In Lebanon, also, despite the fact the majority among the ‘Labanonists’ was Christian, and the majority within the ‘pan-Syrianists and ‘pan-Arabists’ was Muslim, these two majorities were not large as many leading ‘pan-Syrianists’ and ‘pan-Arabists’ were Christian, and many Muslim leaders were more ‘Lebanonists’ than their Christian compatriots.
The Palestine ‘nakbah’ (i.e. disaster) which shocked the Arab world and damaged the credibility of Arab political elites left the stage waiting for a “hero”. Soon enough the “hero” emerged from army barracks. The Arab military took over and became involved in ‘the Cold War’ politics and the game of ‘power for power’s sake’. The military that originally took over power under the banner of ‘filling the vacuum’ and ‘liberating Palestine’ became drawn to the international rivalry between the ‘socialist’ east and the ‘capitalist’ west, and failed to deal with party politics.
Contrary to the 1948 ‘nakbah’, the 1967 ‘naksah’ (i.e. defeat) uncovered to the Arabs that the real solution may not be through the military after all. Then, the ‘Camp David Accords’ between Israel and Egypt managed to divide the Arabs, thus, weakening the ‘Arabist’ choice which was further weakened by Saddam Hussein’s occupation of Kuwait.

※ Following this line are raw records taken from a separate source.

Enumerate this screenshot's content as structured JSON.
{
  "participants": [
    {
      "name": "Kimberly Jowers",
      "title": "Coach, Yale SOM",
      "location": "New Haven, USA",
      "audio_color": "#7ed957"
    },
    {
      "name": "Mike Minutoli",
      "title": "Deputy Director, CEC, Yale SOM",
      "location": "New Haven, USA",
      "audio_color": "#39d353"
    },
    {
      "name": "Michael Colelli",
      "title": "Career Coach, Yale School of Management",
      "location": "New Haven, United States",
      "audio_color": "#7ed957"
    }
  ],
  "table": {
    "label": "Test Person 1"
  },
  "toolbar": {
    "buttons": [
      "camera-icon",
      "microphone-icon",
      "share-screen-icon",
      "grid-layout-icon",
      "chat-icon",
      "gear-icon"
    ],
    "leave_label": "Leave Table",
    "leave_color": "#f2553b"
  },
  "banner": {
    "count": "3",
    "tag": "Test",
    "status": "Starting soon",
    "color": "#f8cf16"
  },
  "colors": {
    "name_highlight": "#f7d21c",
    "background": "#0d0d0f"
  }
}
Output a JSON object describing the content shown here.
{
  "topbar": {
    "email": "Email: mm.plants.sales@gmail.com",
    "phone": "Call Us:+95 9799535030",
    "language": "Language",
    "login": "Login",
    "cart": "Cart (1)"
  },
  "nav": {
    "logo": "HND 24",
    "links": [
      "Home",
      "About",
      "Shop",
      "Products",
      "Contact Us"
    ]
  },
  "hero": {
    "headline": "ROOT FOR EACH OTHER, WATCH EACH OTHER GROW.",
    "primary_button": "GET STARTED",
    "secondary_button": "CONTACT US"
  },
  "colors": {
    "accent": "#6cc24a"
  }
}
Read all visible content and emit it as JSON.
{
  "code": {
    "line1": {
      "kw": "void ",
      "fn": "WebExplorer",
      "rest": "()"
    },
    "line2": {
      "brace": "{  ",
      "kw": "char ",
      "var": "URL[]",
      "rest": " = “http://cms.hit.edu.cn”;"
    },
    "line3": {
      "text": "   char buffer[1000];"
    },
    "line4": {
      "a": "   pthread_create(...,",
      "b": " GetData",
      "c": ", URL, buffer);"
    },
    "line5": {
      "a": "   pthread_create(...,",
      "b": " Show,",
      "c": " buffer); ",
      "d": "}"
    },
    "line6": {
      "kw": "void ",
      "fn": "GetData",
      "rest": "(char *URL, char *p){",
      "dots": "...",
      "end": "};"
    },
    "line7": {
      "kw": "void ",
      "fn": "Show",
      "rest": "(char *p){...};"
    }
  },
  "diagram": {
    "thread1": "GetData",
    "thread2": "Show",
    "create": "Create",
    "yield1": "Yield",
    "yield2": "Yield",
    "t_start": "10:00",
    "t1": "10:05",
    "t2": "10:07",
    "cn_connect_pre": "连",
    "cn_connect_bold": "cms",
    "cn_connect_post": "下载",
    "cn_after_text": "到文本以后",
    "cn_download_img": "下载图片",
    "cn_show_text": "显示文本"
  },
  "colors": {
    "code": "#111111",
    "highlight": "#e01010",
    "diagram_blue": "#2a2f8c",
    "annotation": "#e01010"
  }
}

Later on, the fall of the USSR ushered in the Arab world the collapse of the ‘Leftist’ alternative that included among others the slogans of the ‘war of popular liberation’. Even the Palestinian resistance movement fell victim to its involvement in inter-Arab rivalries and animosities and lost a lot of credibility.
Four decades of accumulating mistakes, stagnation and tendency for ‘inherited’ succession, combined to bring about the popular uprisings now known as the ‘Arab Spring’. These uprisings showed the disparity in the presence of the ‘deep state’, or rather ‘entrenched state’, in various Arab countries; and if Tunisia and Egypt managed their way through the ‘Arab Spring’ with a minimum of losses, the tragedies of Syria, Yemen and Libya proved beyond doubt their fragile structure and citizenship.
Iraq and Lebanon, while not experiencing the ‘Arab Spring’, have also been seen as fragile and devoid of proper citizenship against the background of the Syrian crisis made worse by Iran’s drive for sectarian and territorial hegemony; a drive that has been fueling Sunni-Sh’i tension throughout the region since 1979.
The present and lengthy political crisis in both Iraq and Lebanon is the clearest indication of the mirage of sovereignty and the bluff of national unity. To turn this sad reality into a full blown tragedy, it only needed Russia’s return to its imperialist dreams, and Barack Obama’s American volte-face against its Middle Eastern ‘friends’, caring less about the fate of the region’s people, strategic balance, and old alliances.